Students do a written exam at the end of the class, which counts for 40% of the final grade. Second, each student writes a paper about one of the topics covered in class, for which additional literature needs to be found. This too counts for 40% of the final grade. Third, students take part in a group assignment. Each group of four students reads four interrelated articles, debates among themselves what they are about, prepares a presentation for the rest of the class (research questions, methods of research, findings, main conclusions), and each student writes a short summary of one of the papers. All these activities are graded together and this grade counts towards 20% of the total grade.

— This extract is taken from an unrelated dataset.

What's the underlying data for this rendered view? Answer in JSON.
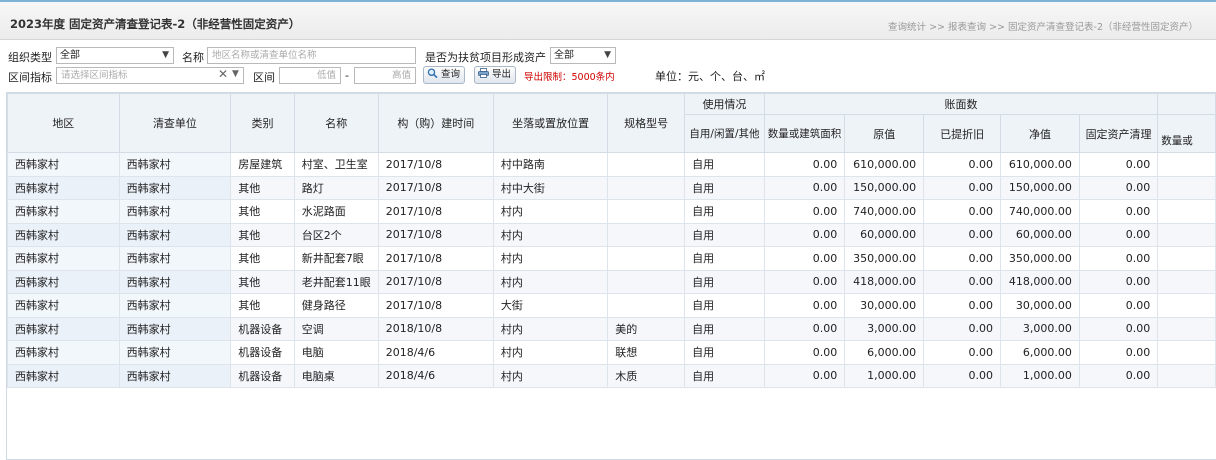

The final grade is made up of exam (40%), written paper (40%), and assignment portfolio (20%). Finally, each student writes an essay about the presence of different languages and cultures in his or her life. This assignment is not graded. The written papers are uploaded in Diggit Magazine. Some of them will have the form of a review (of a movie or a book, for example); others will be classical term papers summarizing and critiquing scientific literature. All these papers will be considered for publication.

Verplichte literatuur

  1. Articles

Aanbevolen literatuur

  1. To be announced

Gewenste voorkennis


Vereiste voorkennis


Verplicht voor

  • Bachelorminor: Online Culture: Global Communication ( 2015, 2016, 2017 )
  • Bachelorminor: Online Culture voor CIW ( 2015, 2016, 2017 )
  • Online Culture: Global Communication ( 2015, 2016, 2017 )
  • Online Culture: Leraar VHO in Nederlands ( 2015, 2016, 2017 )
  • Premaster Global Communication ( 2015, 2017 )

Mogelijk interessant voor

  • Premaster Global Communication ( 2016 )
  • Bachelor Algemene Cultuurwetenschappen ( 2013, 2014 )
  • Bachelor Algemene Cultuurwetenschappen: uitstroomprofiel ondernemen ( 2013, 2014 )
  • Bachelor Algemene Cultuurwetenschappen: uitstroomprofiel onderzoek ( 2013, 2014 )
  • Online Culture: Art in the Public Sphere ( 2015, 2016, 2017 )
  • Online Culture: Digital Media ( 2015, 2016, 2017 )
  • Bachelor CIW: Bedrijfscommunicatie en Digitale Media ( 2014 )
  • Bachelor CIW: Tekst en Communicatie ( 2014 )
  • Bachelor CIW: Interculturele Communicatie ( 2014 )
  • Bachelor CIW: Human Aspects of Information Technology ( 2014 )
  • Bachelor Communicatie- en informatiewetenschappen: Leraar Nederlands ( 2017 )